YCPD block party is 'what we need to show our country'

Christopher Dornblaser
  • The block party in front of the YCPD was attended by hundreds of people.
  • Locals applauded police interaction with the public.

Two weeks ago, the Rev. Larry T. Walthour II helped organize an event at Shiloh Baptist Church to discuss police-community relations in light of recent officer-involved shootings elsewhere and the retaliatory attack that claimed the lives of five Dallas police officers.

Members of the York City Police Department were invited but could not attend because of scheduling issues.

On Thursday, York City residents, elected officials and on- and off-duty police officers came together for a block party in front of the police station to help unite the community.

"This is what we need to show our country," Walthour said.

The York United Block Party, themed Unity for our Community, blocked off a portion of the road in front of the station on West King Street from 6 to 8 p.m. Hundreds of people came out and were treated to food, music, face-painting, balloon animals and more.

National Night Out brings police, community together

Police interaction: The block party was organized by York City Councilwoman Sandie Walker, who is the council's liaison to the police department. She said she helped bring the event up to the department, and police officials were interested. The party was put together in just a week. Walker estimated about 50 officers were in attendance.

York City Police Chief Wes Kahley said having the party in front of the station was something they had not done before, and the police were happy with the response the block party was getting.

"We are always open to interacting positively with the public," he said.

He said he hoped the block party will help spur conversation with the community going forward.

Community: Many community members agreed that police interaction was a good thing for the public. Walthour said having police interact with children showed them that the police are there to serve and protect.

"We might be looking at the next generation of police officers," he said.

Yorkers discuss city issues at community forum

Artrella Benjamin and Derrick Dixon, both of York City, brought their daughter to the event. The family was enjoying the police interaction with those in attendance.

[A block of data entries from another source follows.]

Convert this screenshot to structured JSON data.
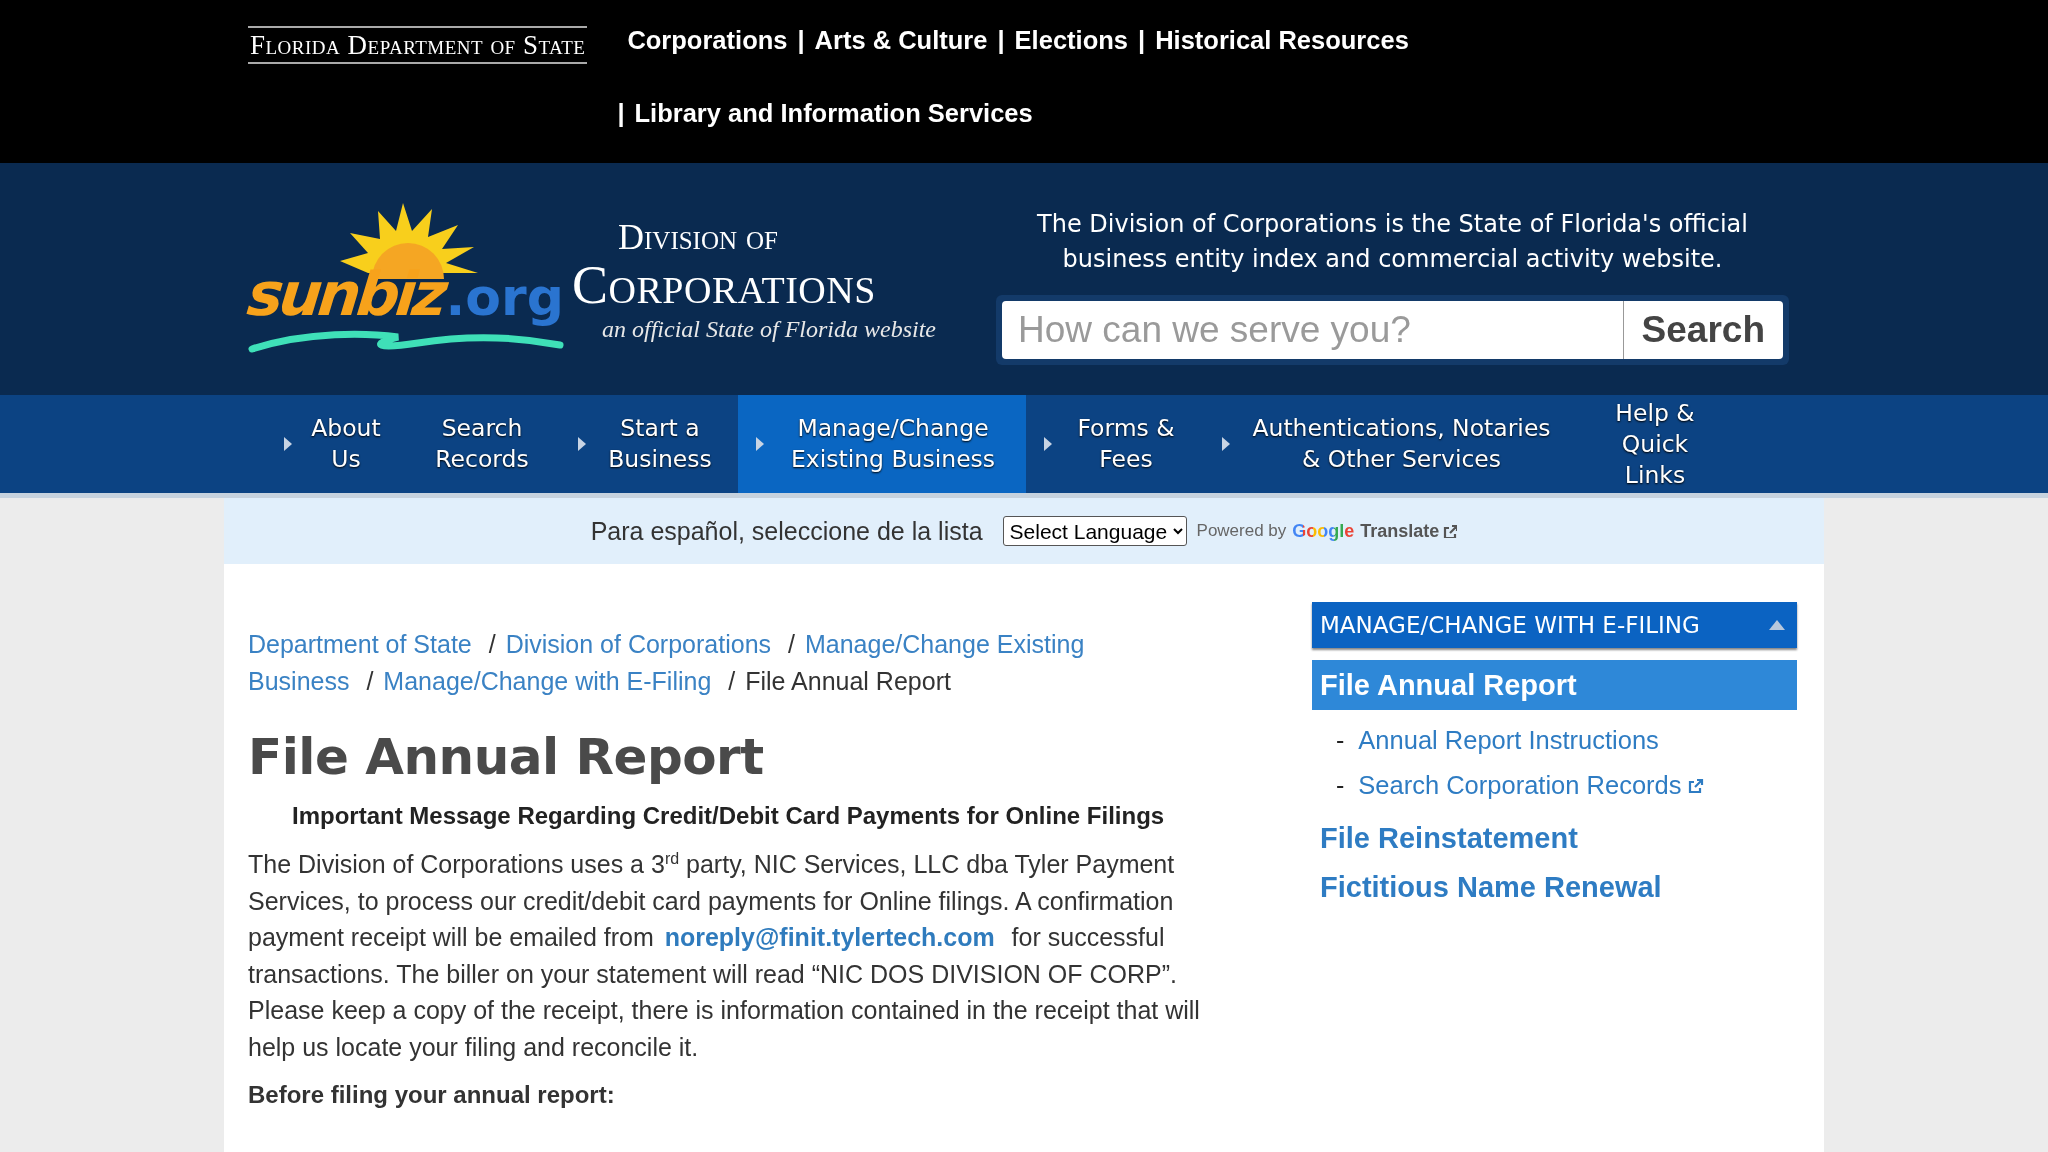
{
  "top_bar": {
    "logo": "Florida Department of State",
    "links": [
      {
        "label": "Corporations",
        "divider": "|"
      },
      {
        "label": "Arts & Culture",
        "divider": "|"
      },
      {
        "label": "Elections",
        "divider": "|"
      },
      {
        "label": "Historical Resources"
      }
    ],
    "second_row": {
      "divider": "|",
      "label": "Library and Information Services"
    }
  },
  "header": {
    "logo": {
      "sunbiz": "sunbiz",
      ".org": ".org",
      "division": "Division of",
      "corporations": "Corporations",
      "tagline": "an official State of Florida website"
    },
    "intro": "The Division of Corporations is the State of Florida's official business entity index and commercial activity website.",
    "search": {
      "placeholder": "How can we serve you?",
      "button": "Search"
    }
  },
  "nav": [
    {
      "label": "About Us",
      "arrow": true,
      "selected": false
    },
    {
      "label": "Search Records",
      "arrow": false,
      "selected": false
    },
    {
      "label": "Start a Business",
      "arrow": true,
      "selected": false
    },
    {
      "label": "Manage/Change Existing Business",
      "arrow": true,
      "selected": true
    },
    {
      "label": "Forms & Fees",
      "arrow": true,
      "selected": false
    },
    {
      "label": "Authentications, Notaries & Other Services",
      "arrow": true,
      "selected": false
    },
    {
      "label": "Help & Quick Links",
      "arrow": false,
      "selected": false
    }
  ],
  "language_bar": {
    "prompt": "Para español, seleccione de la lista",
    "select": "Select Language",
    "powered_by": "Powered by",
    "google": "Google",
    "translate": "Translate"
  },
  "breadcrumb": [
    {
      "label": "Department of State",
      "current": false
    },
    {
      "separator": "/",
      "label": "Division of Corporations",
      "current": false
    },
    {
      "separator": "/",
      "lines": [
        "Manage/Change Existing",
        "Business"
      ],
      "current": false
    },
    {
      "separator": "/",
      "label": "Manage/Change with E-Filing",
      "current": false
    },
    {
      "separator": "/",
      "label": "File Annual Report",
      "current": true
    }
  ],
  "title": "File Annual Report",
  "notice_heading": "Important Message Regarding Credit/Debit Card Payments for Online Filings",
  "notice": {
    "before": "The Division of Corporations uses a 3$^{rd}$ party, NIC Services, LLC dba Tyler Payment Services, to process our credit/debit card payments for Online filings. A confirmation payment receipt will be emailed from ",
    "email": "noreply@finit.tylertech.com",
    "after": " for successful transactions. The biller on your statement will read “NIC DOS DIVISION OF CORP”. Please keep a copy of the receipt, there is information contained in the receipt that will help us locate your filing and reconcile it."
  },
  "subheading": "Before filing your annual report:",
  "sidebar": {
    "heading": "MANAGE/CHANGE WITH E-FILING",
    "expanded": true,
    "items": [
      {
        "kind": "current",
        "label": "File Annual Report"
      },
      {
        "kind": "sub",
        "dash": "-",
        "label": "Annual Report Instructions",
        "external": false
      },
      {
        "kind": "sub",
        "dash": "-",
        "label": "Search Corporation Records",
        "external": true
      },
      {
        "kind": "main",
        "label": "File Reinstatement"
      },
      {
        "kind": "main",
        "label": "Fictitious Name Renewal"
      }
    ]
  }
}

"It's a welcome experience; it needs to happen more often," Dixon said, adding that seeing the department put out the effort to make the event happen meant a lot.

Benjamin said the police appearance helped make them more approachable to the people they serve.

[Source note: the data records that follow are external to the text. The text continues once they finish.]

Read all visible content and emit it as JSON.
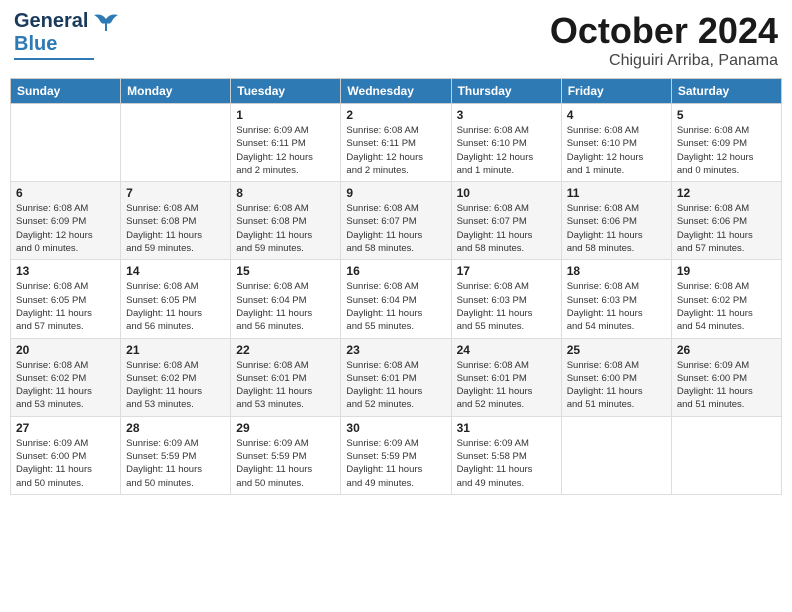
{
  "header": {
    "logo_general": "General",
    "logo_blue": "Blue",
    "month_title": "October 2024",
    "subtitle": "Chiguiri Arriba, Panama"
  },
  "days_of_week": [
    "Sunday",
    "Monday",
    "Tuesday",
    "Wednesday",
    "Thursday",
    "Friday",
    "Saturday"
  ],
  "weeks": [
    [
      {
        "day": "",
        "info": ""
      },
      {
        "day": "",
        "info": ""
      },
      {
        "day": "1",
        "info": "Sunrise: 6:09 AM\nSunset: 6:11 PM\nDaylight: 12 hours\nand 2 minutes."
      },
      {
        "day": "2",
        "info": "Sunrise: 6:08 AM\nSunset: 6:11 PM\nDaylight: 12 hours\nand 2 minutes."
      },
      {
        "day": "3",
        "info": "Sunrise: 6:08 AM\nSunset: 6:10 PM\nDaylight: 12 hours\nand 1 minute."
      },
      {
        "day": "4",
        "info": "Sunrise: 6:08 AM\nSunset: 6:10 PM\nDaylight: 12 hours\nand 1 minute."
      },
      {
        "day": "5",
        "info": "Sunrise: 6:08 AM\nSunset: 6:09 PM\nDaylight: 12 hours\nand 0 minutes."
      }
    ],
    [
      {
        "day": "6",
        "info": "Sunrise: 6:08 AM\nSunset: 6:09 PM\nDaylight: 12 hours\nand 0 minutes."
      },
      {
        "day": "7",
        "info": "Sunrise: 6:08 AM\nSunset: 6:08 PM\nDaylight: 11 hours\nand 59 minutes."
      },
      {
        "day": "8",
        "info": "Sunrise: 6:08 AM\nSunset: 6:08 PM\nDaylight: 11 hours\nand 59 minutes."
      },
      {
        "day": "9",
        "info": "Sunrise: 6:08 AM\nSunset: 6:07 PM\nDaylight: 11 hours\nand 58 minutes."
      },
      {
        "day": "10",
        "info": "Sunrise: 6:08 AM\nSunset: 6:07 PM\nDaylight: 11 hours\nand 58 minutes."
      },
      {
        "day": "11",
        "info": "Sunrise: 6:08 AM\nSunset: 6:06 PM\nDaylight: 11 hours\nand 58 minutes."
      },
      {
        "day": "12",
        "info": "Sunrise: 6:08 AM\nSunset: 6:06 PM\nDaylight: 11 hours\nand 57 minutes."
      }
    ],
    [
      {
        "day": "13",
        "info": "Sunrise: 6:08 AM\nSunset: 6:05 PM\nDaylight: 11 hours\nand 57 minutes."
      },
      {
        "day": "14",
        "info": "Sunrise: 6:08 AM\nSunset: 6:05 PM\nDaylight: 11 hours\nand 56 minutes."
      },
      {
        "day": "15",
        "info": "Sunrise: 6:08 AM\nSunset: 6:04 PM\nDaylight: 11 hours\nand 56 minutes."
      },
      {
        "day": "16",
        "info": "Sunrise: 6:08 AM\nSunset: 6:04 PM\nDaylight: 11 hours\nand 55 minutes."
      },
      {
        "day": "17",
        "info": "Sunrise: 6:08 AM\nSunset: 6:03 PM\nDaylight: 11 hours\nand 55 minutes."
      },
      {
        "day": "18",
        "info": "Sunrise: 6:08 AM\nSunset: 6:03 PM\nDaylight: 11 hours\nand 54 minutes."
      },
      {
        "day": "19",
        "info": "Sunrise: 6:08 AM\nSunset: 6:02 PM\nDaylight: 11 hours\nand 54 minutes."
      }
    ],
    [
      {
        "day": "20",
        "info": "Sunrise: 6:08 AM\nSunset: 6:02 PM\nDaylight: 11 hours\nand 53 minutes."
      },
      {
        "day": "21",
        "info": "Sunrise: 6:08 AM\nSunset: 6:02 PM\nDaylight: 11 hours\nand 53 minutes."
      },
      {
        "day": "22",
        "info": "Sunrise: 6:08 AM\nSunset: 6:01 PM\nDaylight: 11 hours\nand 53 minutes."
      },
      {
        "day": "23",
        "info": "Sunrise: 6:08 AM\nSunset: 6:01 PM\nDaylight: 11 hours\nand 52 minutes."
      },
      {
        "day": "24",
        "info": "Sunrise: 6:08 AM\nSunset: 6:01 PM\nDaylight: 11 hours\nand 52 minutes."
      },
      {
        "day": "25",
        "info": "Sunrise: 6:08 AM\nSunset: 6:00 PM\nDaylight: 11 hours\nand 51 minutes."
      },
      {
        "day": "26",
        "info": "Sunrise: 6:09 AM\nSunset: 6:00 PM\nDaylight: 11 hours\nand 51 minutes."
      }
    ],
    [
      {
        "day": "27",
        "info": "Sunrise: 6:09 AM\nSunset: 6:00 PM\nDaylight: 11 hours\nand 50 minutes."
      },
      {
        "day": "28",
        "info": "Sunrise: 6:09 AM\nSunset: 5:59 PM\nDaylight: 11 hours\nand 50 minutes."
      },
      {
        "day": "29",
        "info": "Sunrise: 6:09 AM\nSunset: 5:59 PM\nDaylight: 11 hours\nand 50 minutes."
      },
      {
        "day": "30",
        "info": "Sunrise: 6:09 AM\nSunset: 5:59 PM\nDaylight: 11 hours\nand 49 minutes."
      },
      {
        "day": "31",
        "info": "Sunrise: 6:09 AM\nSunset: 5:58 PM\nDaylight: 11 hours\nand 49 minutes."
      },
      {
        "day": "",
        "info": ""
      },
      {
        "day": "",
        "info": ""
      }
    ]
  ]
}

"I definitely give them a thumbs-up," she said.

Lettice Brown, a community activist with the city's anti-violence group, said having the police out with people and kids, showing them they are on their side, was a positive thing.

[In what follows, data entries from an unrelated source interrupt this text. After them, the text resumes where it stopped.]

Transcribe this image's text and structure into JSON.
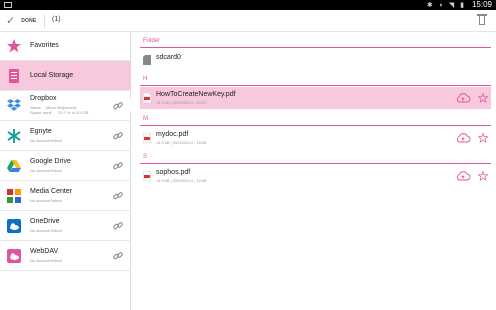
{
  "status_bar": {
    "time": "15:09",
    "icons": [
      "bluetooth-icon",
      "vibrate-icon",
      "wifi-icon",
      "battery-icon"
    ]
  },
  "action_bar": {
    "done_label": "DONE",
    "selected_count": "(1)"
  },
  "sidebar": {
    "items": [
      {
        "title": "Favorites",
        "icon": "star-icon"
      },
      {
        "title": "Local Storage",
        "icon": "local-storage-icon",
        "selected": true
      },
      {
        "title": "Dropbox",
        "icon": "dropbox-icon",
        "name_label": "Name:",
        "name_value": "Mirza Mujkanovic",
        "space_label": "Space used:",
        "space_value": "20.7 % of 3.5 GB"
      },
      {
        "title": "Egnyte",
        "icon": "egnyte-icon",
        "subtitle": "No account linked"
      },
      {
        "title": "Google Drive",
        "icon": "google-drive-icon",
        "subtitle": "No account linked"
      },
      {
        "title": "Media Center",
        "icon": "media-center-icon",
        "subtitle": "No account linked"
      },
      {
        "title": "OneDrive",
        "icon": "onedrive-icon",
        "subtitle": "No account linked"
      },
      {
        "title": "WebDAV",
        "icon": "webdav-icon",
        "subtitle": "No account linked"
      }
    ]
  },
  "main": {
    "sections": [
      {
        "header": "Folder"
      },
      {
        "header": "H"
      },
      {
        "header": "M"
      },
      {
        "header": "S"
      }
    ],
    "folder": {
      "name": "sdcard0"
    },
    "files": [
      {
        "name": "HowToCreateNewKey.pdf",
        "meta": "14.9 kB | 20/03/2014 - 15:07",
        "selected": true
      },
      {
        "name": "mydoc.pdf",
        "meta": "14.9 kB | 20/03/2014 - 15:06"
      },
      {
        "name": "sophos.pdf",
        "meta": "14.9 kB | 20/03/2014 - 15:06"
      }
    ]
  },
  "colors": {
    "accent": "#e0559b",
    "selected_bg": "#f8c8dc"
  }
}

"I'm hoping a lot of good comes from this," she said.

York County sees an 'outpouring' of community support for police

Brown also commended the York City School District Police for coming to the party, saying that they are the ones kids in the district will interact with often. Chief Michael Muldrow said coming to events such as the party and being part of the community are things they like to do.

"It's a core marching order of our department anyway," he said.

He said their involvement in the community helps people get to know who they are and builds respect.

Block party, vigil aimed at increasing police-community trust

Walthour said he had had positive conversations with several police officials. He commended city and county officials for coming to the block party.

"Every element of our community has converged in one location to make a statement," he said. "That statement is we are one united York City."

— Reach Christopher Dornblaser at cdornblaser@yorkdispatch.com or on Twitter at @YDDornblaser.